*Entries supplied*.
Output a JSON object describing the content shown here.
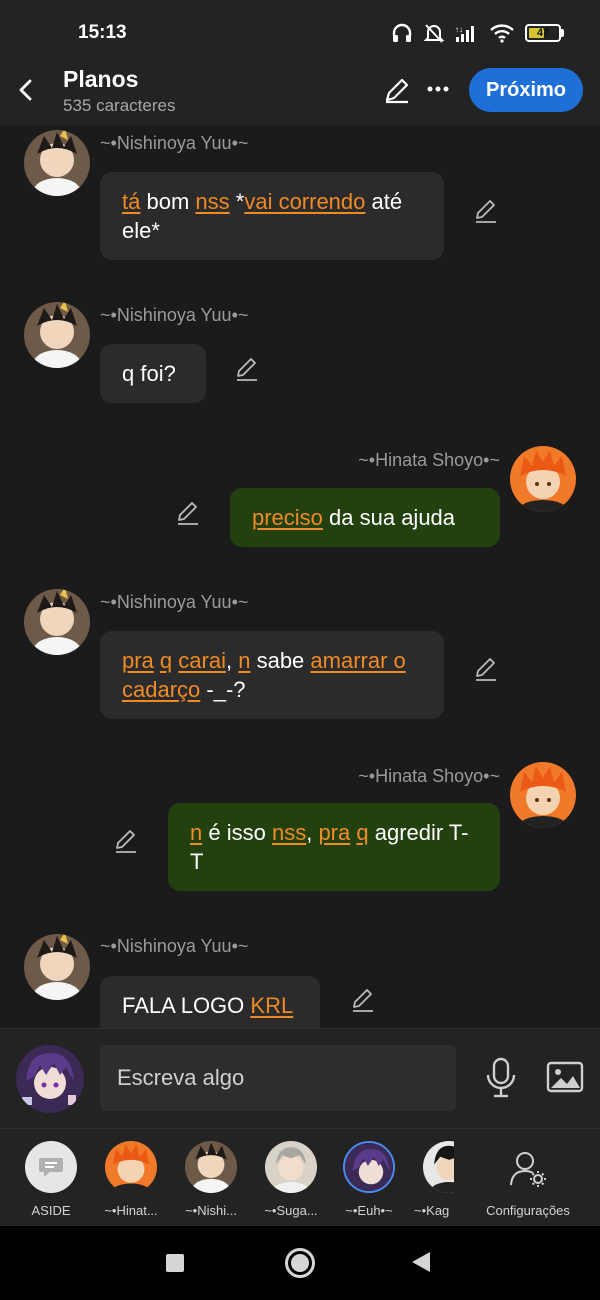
{
  "status_bar": {
    "time": "15:13",
    "battery": "47",
    "icons": [
      "headphones-icon",
      "mute-icon",
      "signal-icon",
      "wifi-icon",
      "battery-icon"
    ]
  },
  "header": {
    "title": "Planos",
    "subtitle": "535 caracteres",
    "next_label": "Próximo"
  },
  "messages": [
    {
      "side": "left",
      "name": "~•Nishinoya Yuu•~",
      "segments": [
        {
          "t": "tá",
          "hl": true
        },
        {
          "t": " bom "
        },
        {
          "t": "nss",
          "hl": true
        },
        {
          "t": " *"
        },
        {
          "t": "vai correndo",
          "hl": true
        },
        {
          "t": " até ele*"
        }
      ]
    },
    {
      "side": "left",
      "name": "~•Nishinoya Yuu•~",
      "segments": [
        {
          "t": "q foi?"
        }
      ]
    },
    {
      "side": "right",
      "name": "~•Hinata Shoyo•~",
      "segments": [
        {
          "t": "preciso",
          "hl": true
        },
        {
          "t": " da sua ajuda"
        }
      ]
    },
    {
      "side": "left",
      "name": "~•Nishinoya Yuu•~",
      "segments": [
        {
          "t": "pra",
          "hl": true
        },
        {
          "t": " "
        },
        {
          "t": "q",
          "hl": true
        },
        {
          "t": " "
        },
        {
          "t": "carai",
          "hl": true
        },
        {
          "t": ", "
        },
        {
          "t": "n",
          "hl": true
        },
        {
          "t": " sabe "
        },
        {
          "t": "amarrar o cadarço",
          "hl": true
        },
        {
          "t": " -_-?"
        }
      ]
    },
    {
      "side": "right",
      "name": "~•Hinata Shoyo•~",
      "segments": [
        {
          "t": "n",
          "hl": true
        },
        {
          "t": " é isso "
        },
        {
          "t": "nss",
          "hl": true
        },
        {
          "t": ", "
        },
        {
          "t": "pra",
          "hl": true
        },
        {
          "t": " "
        },
        {
          "t": "q",
          "hl": true
        },
        {
          "t": " agredir T-T"
        }
      ]
    },
    {
      "side": "left",
      "name": "~•Nishinoya Yuu•~",
      "segments": [
        {
          "t": "FALA LOGO "
        },
        {
          "t": "KRL",
          "hl": true
        }
      ]
    }
  ],
  "composer": {
    "placeholder": "Escreva algo"
  },
  "characters": [
    {
      "label": "ASIDE",
      "kind": "aside"
    },
    {
      "label": "~•Hinat...",
      "kind": "hinata"
    },
    {
      "label": "~•Nishi...",
      "kind": "nishinoya"
    },
    {
      "label": "~•Suga...",
      "kind": "suga"
    },
    {
      "label": "~•Euh•~",
      "kind": "euh"
    },
    {
      "label": "~•Kag",
      "kind": "kageyama"
    }
  ],
  "settings_label": "Configurações",
  "colors": {
    "highlight": "#f08a24",
    "left_bubble": "#2b2b2b",
    "right_bubble": "#22410f",
    "accent_button": "#1e6fd8"
  }
}
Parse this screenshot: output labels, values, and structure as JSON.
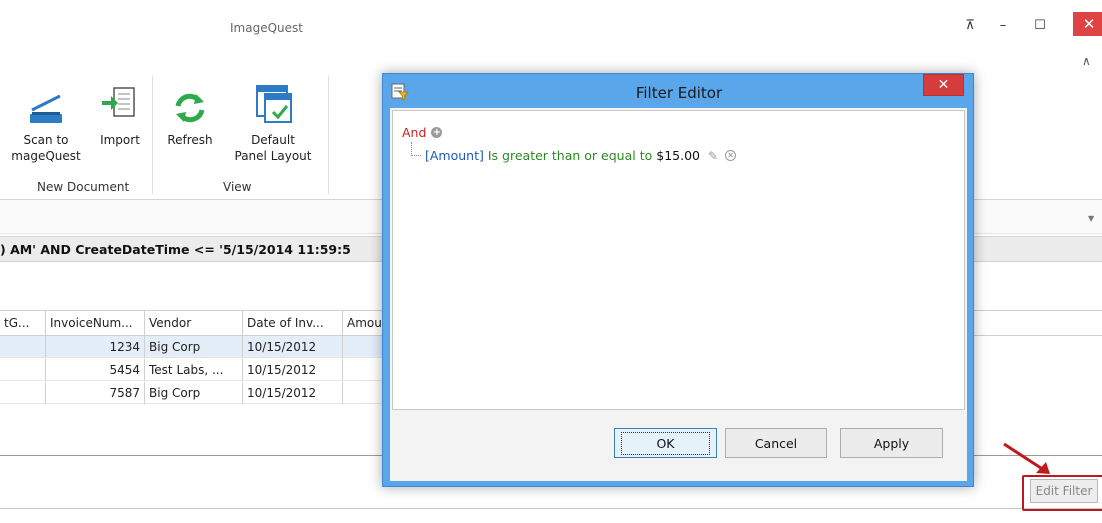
{
  "window": {
    "title": "ImageQuest",
    "pin_glyph": "⊼",
    "min_glyph": "–",
    "max_glyph": "☐",
    "close_glyph": "✕",
    "collapse_glyph": "∧"
  },
  "ribbon": {
    "groups": [
      {
        "label": "New Document"
      },
      {
        "label": "View"
      }
    ],
    "buttons": {
      "scan_line1": "Scan to",
      "scan_line2": "mageQuest",
      "import": "Import",
      "refresh": "Refresh",
      "default_layout_line1": "Default",
      "default_layout_line2": "Panel Layout"
    }
  },
  "filter_bar": {
    "sql_text": ") AM' AND CreateDateTime <= '5/15/2014 11:59:5",
    "dropdown_glyph": "▼"
  },
  "grid": {
    "headers": [
      "tG...",
      "InvoiceNum...",
      "Vendor",
      "Date of Inv...",
      "Amou"
    ],
    "rows": [
      {
        "invoice": "1234",
        "vendor": "Big Corp",
        "date": "10/15/2012"
      },
      {
        "invoice": "5454",
        "vendor": "Test Labs, ...",
        "date": "10/15/2012"
      },
      {
        "invoice": "7587",
        "vendor": "Big Corp",
        "date": "10/15/2012"
      }
    ],
    "selected_row": 0
  },
  "edit_filter_button": {
    "label": "Edit Filter"
  },
  "dialog": {
    "title": "Filter Editor",
    "close_glyph": "✕",
    "root": {
      "operator": "And",
      "add_glyph": "+"
    },
    "condition": {
      "field": "[Amount]",
      "operator": "Is greater than or equal to",
      "value": "$15.00",
      "edit_glyph": "✎",
      "remove_glyph": "✕"
    },
    "buttons": {
      "ok": "OK",
      "cancel": "Cancel",
      "apply": "Apply"
    }
  },
  "colors": {
    "dialog_frame": "#5aa6ea",
    "close_red": "#e04343",
    "and_red": "#cc1f1f",
    "field_blue": "#1d5bbd",
    "operator_green": "#2a8a21",
    "selected_row": "#e3eef9",
    "callout_red": "#c0191d"
  },
  "icons": {
    "scan": "scanner-icon",
    "import": "import-document-icon",
    "refresh": "refresh-icon",
    "layout": "panel-layout-icon",
    "dialog": "filter-editor-icon"
  }
}
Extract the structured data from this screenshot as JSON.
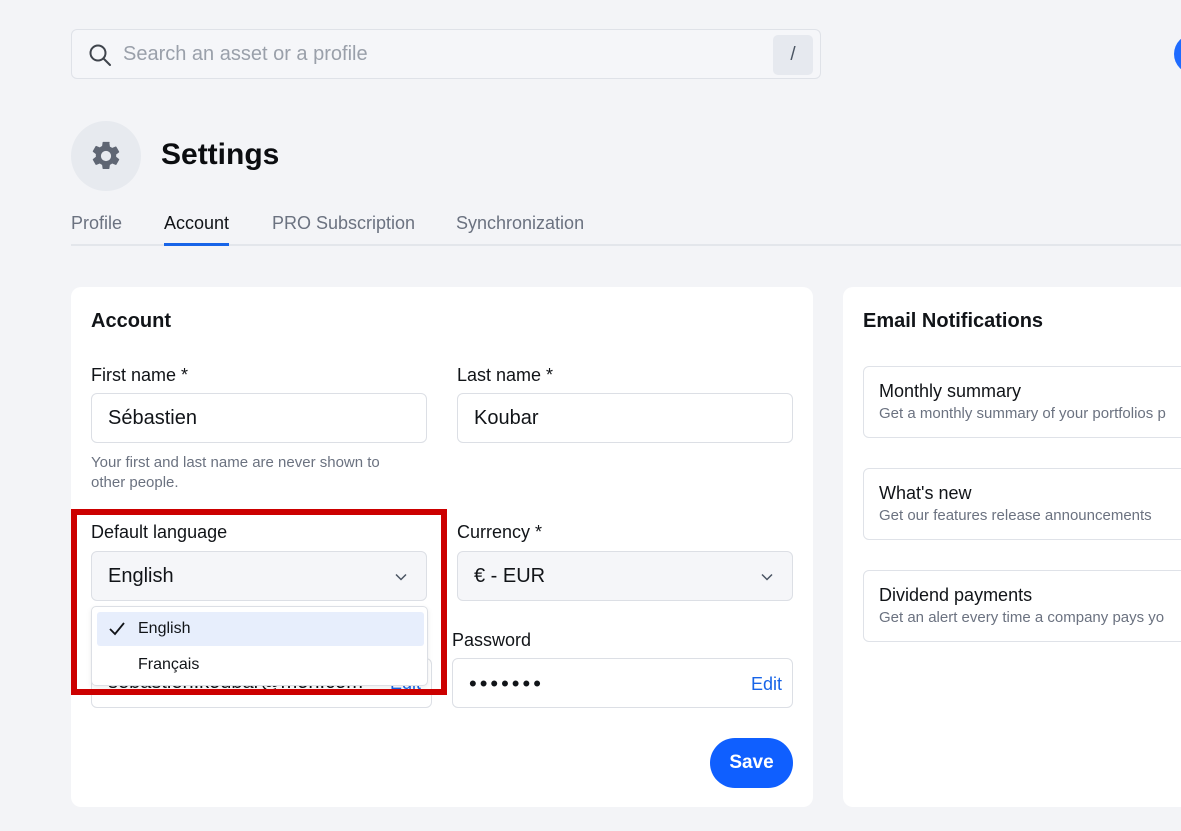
{
  "search": {
    "placeholder": "Search an asset or a profile",
    "shortcut": "/"
  },
  "header": {
    "title": "Settings"
  },
  "tabs": [
    {
      "label": "Profile"
    },
    {
      "label": "Account"
    },
    {
      "label": "PRO Subscription"
    },
    {
      "label": "Synchronization"
    }
  ],
  "account": {
    "title": "Account",
    "first_name_label": "First name *",
    "first_name_value": "Sébastien",
    "last_name_label": "Last name *",
    "last_name_value": "Koubar",
    "help_line1": "Your first and last name are never shown to",
    "help_line2": "other people.",
    "language_label": "Default language",
    "language_value": "English",
    "currency_label": "Currency *",
    "currency_value": "€ - EUR",
    "language_options": [
      {
        "label": "English",
        "selected": true
      },
      {
        "label": "Français",
        "selected": false
      }
    ],
    "email_value": "sebastien.koubar@mon.com",
    "email_edit": "Edit",
    "password_label": "Password",
    "password_value": "•••••••",
    "password_edit": "Edit",
    "save_label": "Save"
  },
  "notifications": {
    "title": "Email Notifications",
    "items": [
      {
        "title": "Monthly summary",
        "desc": "Get a monthly summary of your portfolios p"
      },
      {
        "title": "What's new",
        "desc": "Get our features release announcements"
      },
      {
        "title": "Dividend payments",
        "desc": "Get an alert every time a company pays yo"
      }
    ]
  },
  "colors": {
    "accent": "#1764e8",
    "highlight": "#cc0000",
    "save_button": "#0f5fff"
  }
}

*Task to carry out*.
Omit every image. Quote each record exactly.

*Solution for this exercise*.
Output a JSON object describing the content shown here.
{
  "status_bar": {
    "time": "15:13",
    "battery": "47",
    "icons": [
      "headphones-icon",
      "mute-icon",
      "signal-icon",
      "wifi-icon",
      "battery-icon"
    ]
  },
  "header": {
    "title": "Planos",
    "subtitle": "535 caracteres",
    "next_label": "Próximo"
  },
  "messages": [
    {
      "side": "left",
      "name": "~•Nishinoya Yuu•~",
      "segments": [
        {
          "t": "tá",
          "hl": true
        },
        {
          "t": " bom "
        },
        {
          "t": "nss",
          "hl": true
        },
        {
          "t": " *"
        },
        {
          "t": "vai correndo",
          "hl": true
        },
        {
          "t": " até ele*"
        }
      ]
    },
    {
      "side": "left",
      "name": "~•Nishinoya Yuu•~",
      "segments": [
        {
          "t": "q foi?"
        }
      ]
    },
    {
      "side": "right",
      "name": "~•Hinata Shoyo•~",
      "segments": [
        {
          "t": "preciso",
          "hl": true
        },
        {
          "t": " da sua ajuda"
        }
      ]
    },
    {
      "side": "left",
      "name": "~•Nishinoya Yuu•~",
      "segments": [
        {
          "t": "pra",
          "hl": true
        },
        {
          "t": " "
        },
        {
          "t": "q",
          "hl": true
        },
        {
          "t": " "
        },
        {
          "t": "carai",
          "hl": true
        },
        {
          "t": ", "
        },
        {
          "t": "n",
          "hl": true
        },
        {
          "t": " sabe "
        },
        {
          "t": "amarrar o cadarço",
          "hl": true
        },
        {
          "t": " -_-?"
        }
      ]
    },
    {
      "side": "right",
      "name": "~•Hinata Shoyo•~",
      "segments": [
        {
          "t": "n",
          "hl": true
        },
        {
          "t": " é isso "
        },
        {
          "t": "nss",
          "hl": true
        },
        {
          "t": ", "
        },
        {
          "t": "pra",
          "hl": true
        },
        {
          "t": " "
        },
        {
          "t": "q",
          "hl": true
        },
        {
          "t": " agredir T-T"
        }
      ]
    },
    {
      "side": "left",
      "name": "~•Nishinoya Yuu•~",
      "segments": [
        {
          "t": "FALA LOGO "
        },
        {
          "t": "KRL",
          "hl": true
        }
      ]
    }
  ],
  "composer": {
    "placeholder": "Escreva algo"
  },
  "characters": [
    {
      "label": "ASIDE",
      "kind": "aside"
    },
    {
      "label": "~•Hinat...",
      "kind": "hinata"
    },
    {
      "label": "~•Nishi...",
      "kind": "nishinoya"
    },
    {
      "label": "~•Suga...",
      "kind": "suga"
    },
    {
      "label": "~•Euh•~",
      "kind": "euh"
    },
    {
      "label": "~•Kag",
      "kind": "kageyama"
    }
  ],
  "settings_label": "Configurações",
  "colors": {
    "highlight": "#f08a24",
    "left_bubble": "#2b2b2b",
    "right_bubble": "#22410f",
    "accent_button": "#1e6fd8"
  }
}
Parse this screenshot: output labels, values, and structure as JSON.
{
  "window": {
    "title": "ImageQuest",
    "pin_glyph": "⊼",
    "min_glyph": "–",
    "max_glyph": "☐",
    "close_glyph": "✕",
    "collapse_glyph": "∧"
  },
  "ribbon": {
    "groups": [
      {
        "label": "New Document"
      },
      {
        "label": "View"
      }
    ],
    "buttons": {
      "scan_line1": "Scan to",
      "scan_line2": "mageQuest",
      "import": "Import",
      "refresh": "Refresh",
      "default_layout_line1": "Default",
      "default_layout_line2": "Panel Layout"
    }
  },
  "filter_bar": {
    "sql_text": ") AM' AND CreateDateTime <= '5/15/2014 11:59:5",
    "dropdown_glyph": "▼"
  },
  "grid": {
    "headers": [
      "tG...",
      "InvoiceNum...",
      "Vendor",
      "Date of Inv...",
      "Amou"
    ],
    "rows": [
      {
        "invoice": "1234",
        "vendor": "Big Corp",
        "date": "10/15/2012"
      },
      {
        "invoice": "5454",
        "vendor": "Test Labs, ...",
        "date": "10/15/2012"
      },
      {
        "invoice": "7587",
        "vendor": "Big Corp",
        "date": "10/15/2012"
      }
    ],
    "selected_row": 0
  },
  "edit_filter_button": {
    "label": "Edit Filter"
  },
  "dialog": {
    "title": "Filter Editor",
    "close_glyph": "✕",
    "root": {
      "operator": "And",
      "add_glyph": "+"
    },
    "condition": {
      "field": "[Amount]",
      "operator": "Is greater than or equal to",
      "value": "$15.00",
      "edit_glyph": "✎",
      "remove_glyph": "✕"
    },
    "buttons": {
      "ok": "OK",
      "cancel": "Cancel",
      "apply": "Apply"
    }
  },
  "colors": {
    "dialog_frame": "#5aa6ea",
    "close_red": "#e04343",
    "and_red": "#cc1f1f",
    "field_blue": "#1d5bbd",
    "operator_green": "#2a8a21",
    "selected_row": "#e3eef9",
    "callout_red": "#c0191d"
  },
  "icons": {
    "scan": "scanner-icon",
    "import": "import-document-icon",
    "refresh": "refresh-icon",
    "layout": "panel-layout-icon",
    "dialog": "filter-editor-icon"
  }
}
Extract the structured data from this screenshot as JSON.
{
  "search": {
    "placeholder": "Search an asset or a profile",
    "shortcut": "/"
  },
  "header": {
    "title": "Settings"
  },
  "tabs": [
    {
      "label": "Profile"
    },
    {
      "label": "Account"
    },
    {
      "label": "PRO Subscription"
    },
    {
      "label": "Synchronization"
    }
  ],
  "account": {
    "title": "Account",
    "first_name_label": "First name *",
    "first_name_value": "Sébastien",
    "last_name_label": "Last name *",
    "last_name_value": "Koubar",
    "help_line1": "Your first and last name are never shown to",
    "help_line2": "other people.",
    "language_label": "Default language",
    "language_value": "English",
    "currency_label": "Currency *",
    "currency_value": "€ - EUR",
    "language_options": [
      {
        "label": "English",
        "selected": true
      },
      {
        "label": "Français",
        "selected": false
      }
    ],
    "email_value": "sebastien.koubar@mon.com",
    "email_edit": "Edit",
    "password_label": "Password",
    "password_value": "•••••••",
    "password_edit": "Edit",
    "save_label": "Save"
  },
  "notifications": {
    "title": "Email Notifications",
    "items": [
      {
        "title": "Monthly summary",
        "desc": "Get a monthly summary of your portfolios p"
      },
      {
        "title": "What's new",
        "desc": "Get our features release announcements"
      },
      {
        "title": "Dividend payments",
        "desc": "Get an alert every time a company pays yo"
      }
    ]
  },
  "colors": {
    "accent": "#1764e8",
    "highlight": "#cc0000",
    "save_button": "#0f5fff"
  }
}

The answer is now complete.